→ DESCRIPTION OF THE TASK: Your output should be the line with "Transcribe this image's" and all following lines of the data below, through the end, repeated exactly.
(RECORDS SHOWN)
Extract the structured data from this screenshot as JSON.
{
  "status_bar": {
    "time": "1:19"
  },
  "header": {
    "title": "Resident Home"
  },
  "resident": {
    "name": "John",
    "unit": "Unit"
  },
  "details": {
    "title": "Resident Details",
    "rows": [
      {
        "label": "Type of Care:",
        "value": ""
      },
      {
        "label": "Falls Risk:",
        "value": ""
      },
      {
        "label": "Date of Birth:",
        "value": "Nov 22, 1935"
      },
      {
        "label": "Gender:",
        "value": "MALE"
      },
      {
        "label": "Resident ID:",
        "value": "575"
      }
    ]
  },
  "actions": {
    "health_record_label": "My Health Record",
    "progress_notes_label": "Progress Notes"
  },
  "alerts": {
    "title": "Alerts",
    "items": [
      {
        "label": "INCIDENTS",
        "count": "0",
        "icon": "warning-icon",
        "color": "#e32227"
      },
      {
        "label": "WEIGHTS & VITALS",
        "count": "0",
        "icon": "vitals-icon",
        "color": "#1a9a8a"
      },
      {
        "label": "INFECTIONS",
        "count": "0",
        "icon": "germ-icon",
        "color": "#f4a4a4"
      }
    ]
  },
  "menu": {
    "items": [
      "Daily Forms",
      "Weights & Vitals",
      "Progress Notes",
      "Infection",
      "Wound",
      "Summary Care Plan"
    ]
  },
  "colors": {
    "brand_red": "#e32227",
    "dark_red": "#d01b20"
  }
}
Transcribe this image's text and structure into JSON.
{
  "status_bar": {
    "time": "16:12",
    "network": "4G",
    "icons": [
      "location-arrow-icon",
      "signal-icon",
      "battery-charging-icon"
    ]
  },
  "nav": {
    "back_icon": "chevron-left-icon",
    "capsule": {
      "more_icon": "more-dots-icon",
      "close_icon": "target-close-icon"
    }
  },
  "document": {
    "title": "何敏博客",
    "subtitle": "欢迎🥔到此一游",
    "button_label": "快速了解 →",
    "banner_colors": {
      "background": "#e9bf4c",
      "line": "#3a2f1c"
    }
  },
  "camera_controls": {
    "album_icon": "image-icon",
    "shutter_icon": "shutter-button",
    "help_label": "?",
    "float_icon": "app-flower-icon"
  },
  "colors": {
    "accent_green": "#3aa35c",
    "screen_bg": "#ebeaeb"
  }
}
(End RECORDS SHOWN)
→ SOLVED PROBLEM:
Transcribe this image's text and structure into JSON.
{
  "status_bar": {
    "time": "16:12",
    "network": "4G",
    "icons": [
      "location-arrow-icon",
      "signal-icon",
      "battery-charging-icon"
    ]
  },
  "nav": {
    "back_icon": "chevron-left-icon",
    "capsule": {
      "more_icon": "more-dots-icon",
      "close_icon": "target-close-icon"
    }
  },
  "document": {
    "title": "何敏博客",
    "subtitle": "欢迎🥔到此一游",
    "button_label": "快速了解 →",
    "banner_colors": {
      "background": "#e9bf4c",
      "line": "#3a2f1c"
    }
  },
  "camera_controls": {
    "album_icon": "image-icon",
    "shutter_icon": "shutter-button",
    "help_label": "?",
    "float_icon": "app-flower-icon"
  },
  "colors": {
    "accent_green": "#3aa35c",
    "screen_bg": "#ebeaeb"
  }
}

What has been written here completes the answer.